Statin use not linked to cancer

NEW YORK (Reuters Health) - Although lower levels of LDL-cholesterol seem to correlate with higher rates of cancer, treatment with statin agents does not increase the risk of malignant neoplasia, according to a report in the August 20th online issue of the Journal of the American College of Cardiology.

Statin use not linked to cancer

Last Updated: 2008-08-20 17:29:56 -0400 (Reuters Health)

By Anthony J. Brown, MD

NEW YORK (Reuters Health) - Although lower levels of LDL-cholesterol seem to correlate with higher rates of cancer, treatment with statin agents does not increase the risk of malignant neoplasia, according to a report in the August 20th online issue of the Journal of the American College of Cardiology.

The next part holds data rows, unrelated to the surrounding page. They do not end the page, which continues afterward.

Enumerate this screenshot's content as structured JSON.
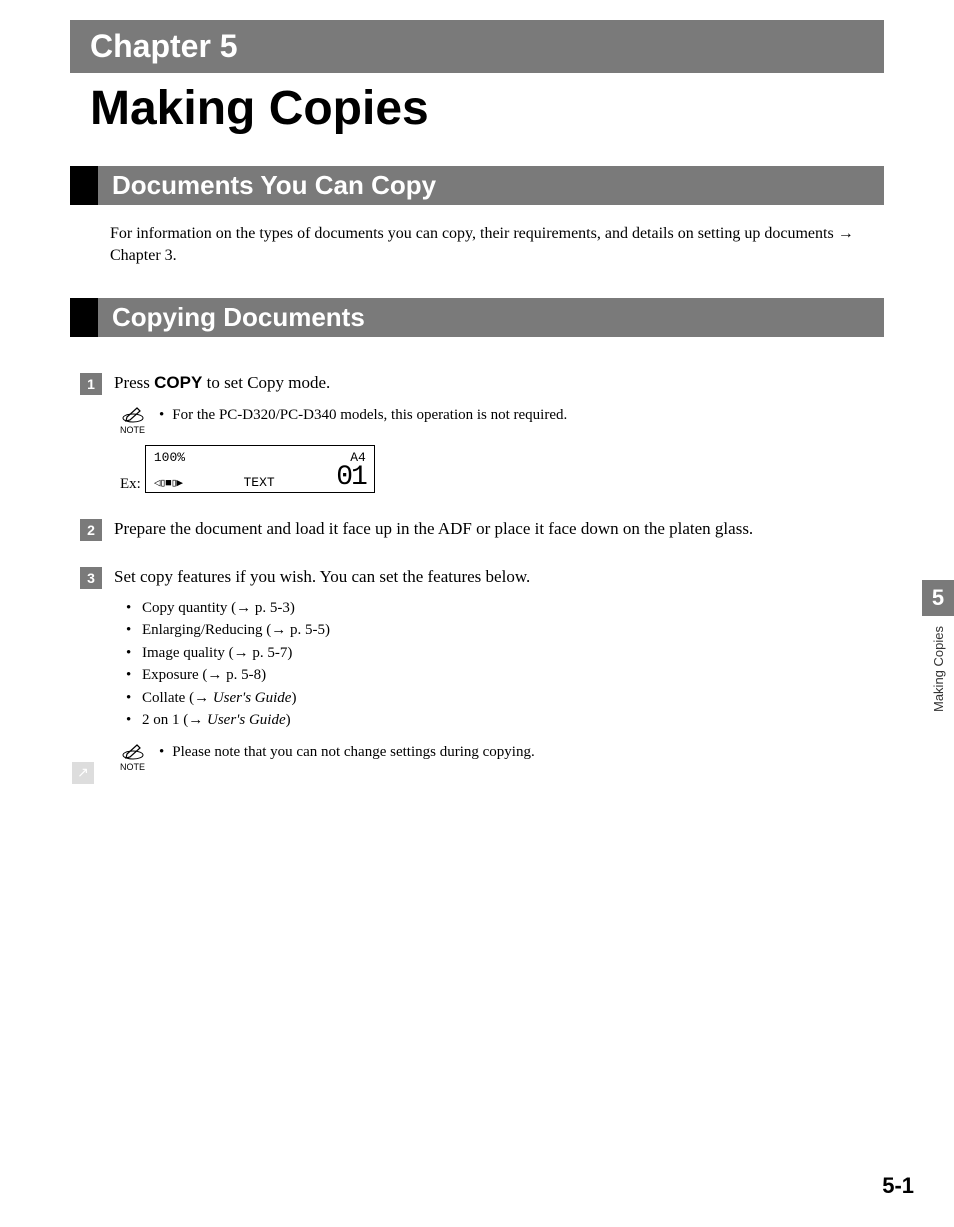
{
  "chapter": {
    "banner": "Chapter 5",
    "title": "Making Copies"
  },
  "sections": {
    "docs_you_can_copy": {
      "title": "Documents You Can Copy",
      "body": "For information on the types of documents you can copy, their requirements, and details on setting up documents → Chapter 3."
    },
    "copying_documents": {
      "title": "Copying Documents"
    }
  },
  "steps": {
    "s1": {
      "num": "1",
      "prefix": "Press ",
      "bold": "COPY",
      "suffix": " to set Copy mode."
    },
    "s2": {
      "num": "2",
      "text": "Prepare the document and load it face up in the ADF or place it face down on the platen glass."
    },
    "s3": {
      "num": "3",
      "text": "Set copy features if you wish. You can set the features below."
    }
  },
  "notes": {
    "label": "NOTE",
    "n1": "For the PC-D320/PC-D340 models, this operation is not required.",
    "n2": "Please note that you can not change settings during copying."
  },
  "lcd": {
    "ex_label": "Ex:",
    "zoom": "100%",
    "paper": "A4",
    "density_glyph": "◁▯■▯▶",
    "mode": "TEXT",
    "count": "01"
  },
  "features": {
    "f1": "Copy quantity (→ p. 5-3)",
    "f2": "Enlarging/Reducing (→ p. 5-5)",
    "f3": "Image quality (→ p. 5-7)",
    "f4": "Exposure (→ p. 5-8)",
    "f5_pre": "Collate (→ ",
    "f5_it": "User's Guide",
    "f5_post": ")",
    "f6_pre": "2 on 1 (→ ",
    "f6_it": "User's Guide",
    "f6_post": ")"
  },
  "sidetab": {
    "num": "5",
    "text": "Making Copies"
  },
  "page_num": "5-1",
  "arrow_glyph": "↗"
}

"Only one previous study has examined whether there is a relationship between LDL levels and cancer, and that was our paper published last summer that showed that lower LDL levels are associated with higher rates of cancer in a large population of statin-treated patients," senior author Dr. Richard H. Karas told Reuters Health.

"In the current study," Dr. Karas, a researcher with Tufts Medical Center in Boston, added, "we now show that the relationship between lower levels of LDL cholesterol and a higher risk of cancer is present in both statin-treated and similar non-statin treated controls. These novel findings suggest that the relationship is not driven by statins."

The current findings are based on an analysis of data from 15 randomized controlled trials of statin therapy, which provided on-treatment levels of LDL-cholesterol and incident cancer rates. Together, the studies included 19 statin and 14 control arms, over 400,000 person-years of cumulative follow-up, and nearly 6000 incident cancers.

Meta-regression analysis in the statin arms showed an inverse link between on-treatment LDL-cholesterol levels and incident cancer. For every 10 mg/dL drop in LDL-cholesterol, an excess of 2.2 cancer per 1000 person-years was seen (p = 0.006). The corresponding difference in the control arms was not statistically significant.

Nonetheless, the researchers found no evidence of a cancer-promoting effect for statins across all levels of on-treatment LDL-cholesterol.

While calling the findings reassuring, editorialists Dr. Ori Ben-Yehuda and Dr. Anthony N. DeMaria, from the University of California, San Diego, believe that further studies are needed to fully verify the safety of statin therapy.

Supporting this belief, they note, are the preliminary results of the SEAS study, which showed a significantly increased rate of cancer in patients treated with simvastatin/ezetimibe compared with those given placebo.

Although emphasizing that the cumulative evidence to date does not support a pro-cancer effect for statins, Dr. Karas notes that there are two key questions that need to be addressed in future studies: "Is the association between lower levels of LDL and higher rates of cancer a 'cause and effect' relationship?" and "What is the underlying biology that might cause an association between lower levels of LDL and higher risks of cancer?"

J Am Coll Cardiol 2008;52.